Valencia High School AP/IB Art History Mrs. Schultz
Content Area 2: Ancient Mediterranean
Chapter 3: Egypt
3500 B.C.E. - 30 B.C.E. (9 WORKS)
Deeply Held Religious Beliefs
Belief in the Afterlife
List of Required Works (AP Students):
Palette of King Namer. Predynastic Egypt. c. 3000 – 2920 B.C.E. Greywacke. (p.54-55, 57-58, 66)
Seated scribe. Saqqara, Egypt. Old Kingdom, Fourth Dynasty. c. 2620- 2500 B.C.E. Painted limestone. (p. 65-66)
Great Pyramids (Menkaura, Khafre, Khufu) and Great Sphinx. Giza, Egypt. Old Kingdom, Fourth Dynasty. c. 2550- 2490 B.C.E. Cut Limestone. (p. 60-63)
King Menkaura and queen. Old Kingdom, Fourth Dynasty. c. 2490- 2472 B.C.E. Greywacke. (p. 64-65)
Temple of Amun-Re and Hypostyle Hall. Karnak, near Luxor, Egypt. New Kingdom, 18th and 19th Dynasties. Temple: c. 1550 B.C.E.; hall c. 1250 B.C.E. Cut sandstone and mud brick. (p. 72-73)
Mortuary temple of Hatshepsut. Near Luxor, Egypt. New Kingdom, 18th Dynasty. c. 1473- 1458 B.C.E. Sandstone, partially carved into a rock cliff, and red granite. (p. 69-70)
Akhenaton, Nefertiti, and three daughters. New kingdom (Amarna), 18th Dynasty. c. 1353- 1335 B.C.E. Limestone. (p. 78)
Tutankhamun’s tomb, innermost coffin. New Kingdom, 18th Dynasty. c. 1323 B.C.E. Gold with inlay of enamel and semiprecious stones. (p. 78)
Last judgment of Hu- Nefer, from his tomb (page from the Book of the Dead). New Kingdom, 19th Dynasty. c. 1275 B.C.E. Painted papyrus scroll. (p.80)
List of Required Vocabulary:
canon/ canon of proportion
ben-ben/ fetish stone
Inundation of the Nile
convention (versus innovation)
cardinal points of the compass
corbeled arch/ corbeling
post: column (types of capitals: bell and bud) shaft drum base (of column)
lintel: entablature limestone tensile strength of stone obelisk
Sculpture: negative relief/positive relief types of stone: diorite, granite, slate atlantids
Painting: fresco secco technique of wall painting twisted perspective
1: How is the concept of hierarchy expressed in the design of New Kingdom temples?
2: Why is there very little change (of style) in Egyptian art and architecture (except Amarna period)?
3: Why did Egyptian craftsmen adhere to a “canon of proportion” and strict conventions of representing the human figure in Egyptian painting, relief and sculpture?

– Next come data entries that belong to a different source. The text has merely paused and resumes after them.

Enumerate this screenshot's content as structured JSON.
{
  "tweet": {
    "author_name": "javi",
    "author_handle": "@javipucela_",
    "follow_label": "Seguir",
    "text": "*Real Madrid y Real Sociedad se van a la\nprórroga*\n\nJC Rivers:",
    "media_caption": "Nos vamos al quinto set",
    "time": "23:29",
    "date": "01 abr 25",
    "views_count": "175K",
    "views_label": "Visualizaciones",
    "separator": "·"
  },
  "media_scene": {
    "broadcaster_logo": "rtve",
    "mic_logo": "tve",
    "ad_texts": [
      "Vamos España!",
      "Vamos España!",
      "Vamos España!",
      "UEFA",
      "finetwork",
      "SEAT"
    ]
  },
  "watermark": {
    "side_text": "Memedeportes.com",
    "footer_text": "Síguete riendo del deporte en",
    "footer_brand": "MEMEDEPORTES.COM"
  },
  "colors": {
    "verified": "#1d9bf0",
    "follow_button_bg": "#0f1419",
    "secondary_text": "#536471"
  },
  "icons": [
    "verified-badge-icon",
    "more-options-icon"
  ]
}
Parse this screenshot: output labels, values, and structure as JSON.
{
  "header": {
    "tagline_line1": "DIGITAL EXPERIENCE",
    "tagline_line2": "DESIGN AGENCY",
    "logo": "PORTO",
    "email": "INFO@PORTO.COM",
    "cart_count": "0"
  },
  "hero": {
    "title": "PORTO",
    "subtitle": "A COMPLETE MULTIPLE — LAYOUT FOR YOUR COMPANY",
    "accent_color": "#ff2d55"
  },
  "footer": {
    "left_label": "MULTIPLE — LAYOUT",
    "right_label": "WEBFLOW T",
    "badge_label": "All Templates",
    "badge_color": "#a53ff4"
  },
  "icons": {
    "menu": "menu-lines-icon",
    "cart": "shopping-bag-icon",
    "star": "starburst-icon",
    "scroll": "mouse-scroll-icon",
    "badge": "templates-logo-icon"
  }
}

4: Understand how contextual issues relate to the function of Egyptian painting, sculpture and architecture?
5: Understand how the function of Egyptian painting and tomb sculpture determines style.
6: Why did Egyptian painters concentrate on conceptual reality rather than presenting an optical reality?
Egyptian Sculpture: Conventions of representing the human figure
1: Idealized flawless body (youth), perfect facial feature (prime of life), no emotion, serenity
2: Timelessness figure compact, without gesture, with no protruding breakable parts, carved in diorite (hardest stone available), to last for all time
3: Power and Authority iconography reflects kingship and religious power and the divinity of pharaoh.
4: Stereotypical Poses figures carved according to a canon of proportion and gestures
following established conventions
Egyptian Painting: Conventions of representing the human figure in Egyptian Art
(wall painting, relief sculpture)
1: Twisted Perspective used- two points of view combined into the representation of a single figure.
2: Canon of proportion: always used in representing figures
3: Formalization of anatomy and stance = rigidity, lack of sense of movement
4: Hierarchical organization of figures within a composition (relief and painting, but also sculpture groups)
5: Little of no depth within composition registers used to organize figures
6: Literal presentation of information conceptual ordering of symbols, motifs, hieroglyphics, patterns